2. Needlefish – These strange looking creatures are very slender, and have a single dorsal fin, placed far back on the body. Needlefish are capable of making short jumps out of the water at up to 37 mph. Since Needlefish swim near the surface, they often leap over the decks of shallow boats rather than going around.
1. The Moray Eel – Most attacks stem from disruption of a moray’s burrow to which they react strongly, but an increasing number of accidents also occur during hand feeding of morays by divers, an activity often used by dive companies to attract tourists.
Channel: Interesting Facts
Published: 2017-11-14 15:37:30
National Geographic Wild City Of Ants
Channel: Bernardo Segura
Published: 2013-08-27 19:19:23
BBC Documentary – Living in Nepal #Nomad
BBC Documentary – Living in Nepal
In this first episode, Kate travels to south west Nepal in search of the country’s last community of nomads, the Raute people. Almost all of the Raute population has already settled in Nepal and India – just one group of 140 people remain living as nomads. These hunter-gatherers still move camp every few weeks through the steeply wooded hills and mountains in one of the poorest countries on the planet. Life for this last Raute group is increasingly tough, as they face pressure to settle from Nepal’s government and hostility from the farmers on whose land they camp.
The Raute are famously private, and it proves a difficult task for Kate to get to know them. At the beginning they are wary, only engaging with her to ask for money. With perseverance and a rather unlikely rendition of Old MacDonald, Kate is slowly accepted into this tightly knit and proud community. But it’s a demanding and emotional journey as she witnesses them move ever further from their ancient traditions and encounters first hand the hostility that the Raute face from mainstream Nepali society. As she helps them move camp twice, bearing heavy loads up punishingly steep hills, she comes face to face – and almost fist to fist – with the conflicts and contradictions facing Nepal’s last nomads.
Channel: ADVEXON TV
Published: 2018-10-08 10:35:46
Animal Odd Couples [Full Documentary] | Wild Things
Biologist Liz Bonnin explores why some of the most bizarre and surprising animals pair up with each other and with us. She scours the globe in search of the most extraordinary and cute animal relationships, investigating why such odd couples sometimes form. From dogs mothering baby tigers and polar bears befriending huskies, to buffaloes bonding with grown men and lions behaving like our brothers.

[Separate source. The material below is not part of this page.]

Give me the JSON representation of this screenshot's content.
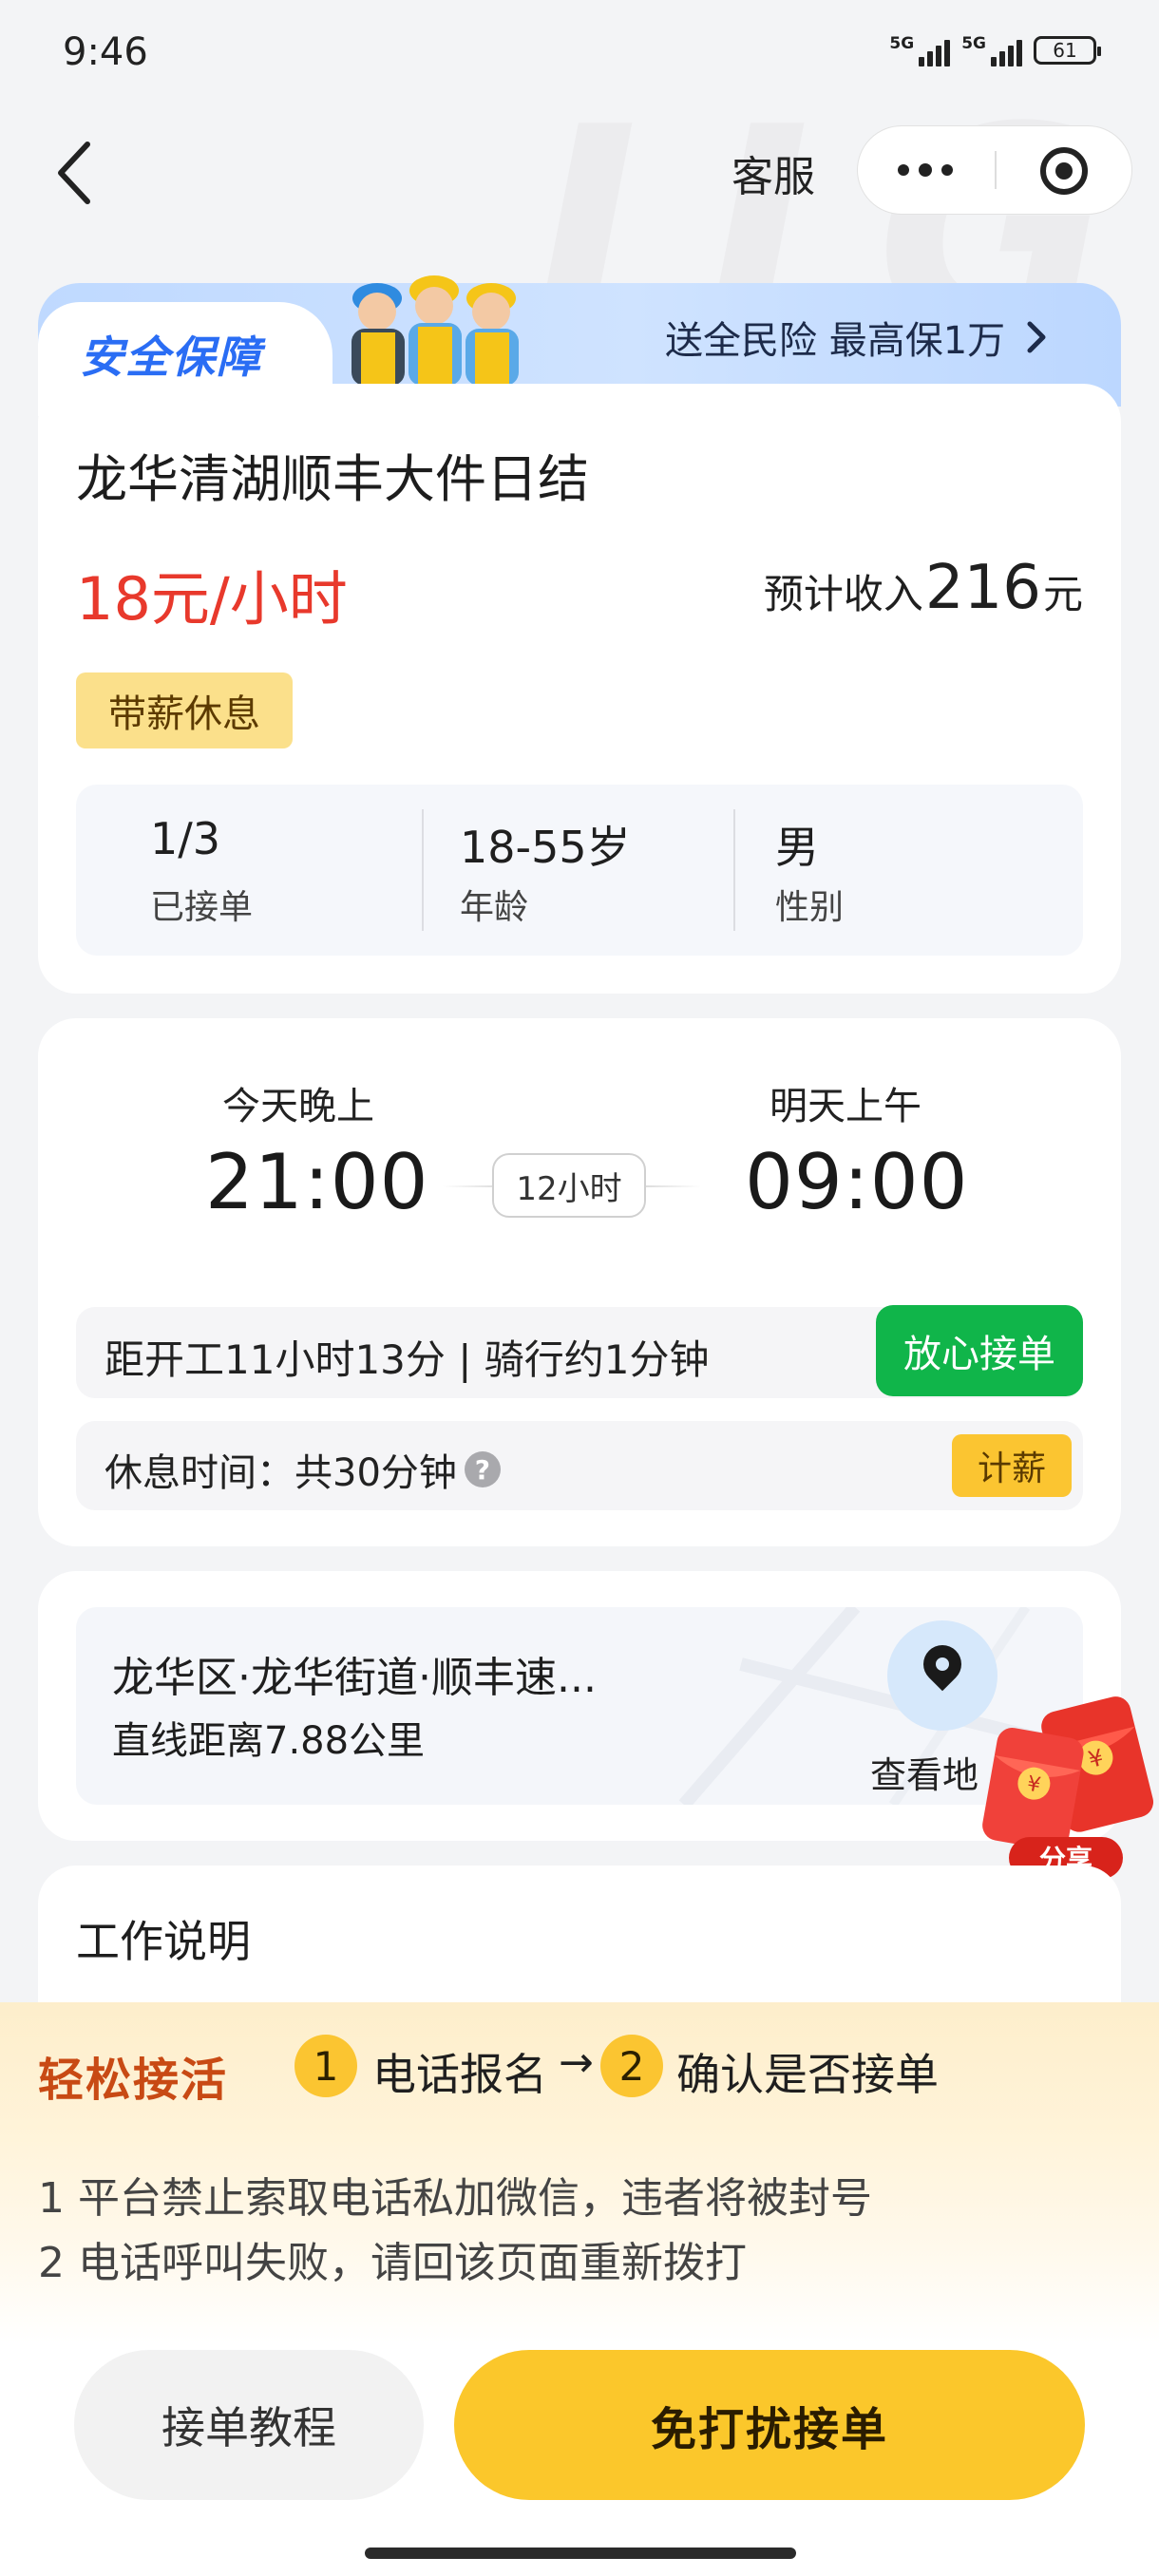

Liz will discover how oxytocin, the love hormone, plays a vital part in bringing the oddest animals together. The biological need to mother can shake up the natural order to such an extent that we see cats mothering ducklings and deer adopting dogs as their own young. There’s even the rhino and the sheep that love spending time with each other so much that they become ill if they are separated.
Click here for more documentaries: http://bit.ly/2gSPaf6
Content licensed DRG Distribution and produced by Oxford Scientific Films LTD.
Any queries, please contact us at: email@example.com
Channel: Wild Things
Published: 2016-12-15 15:40:31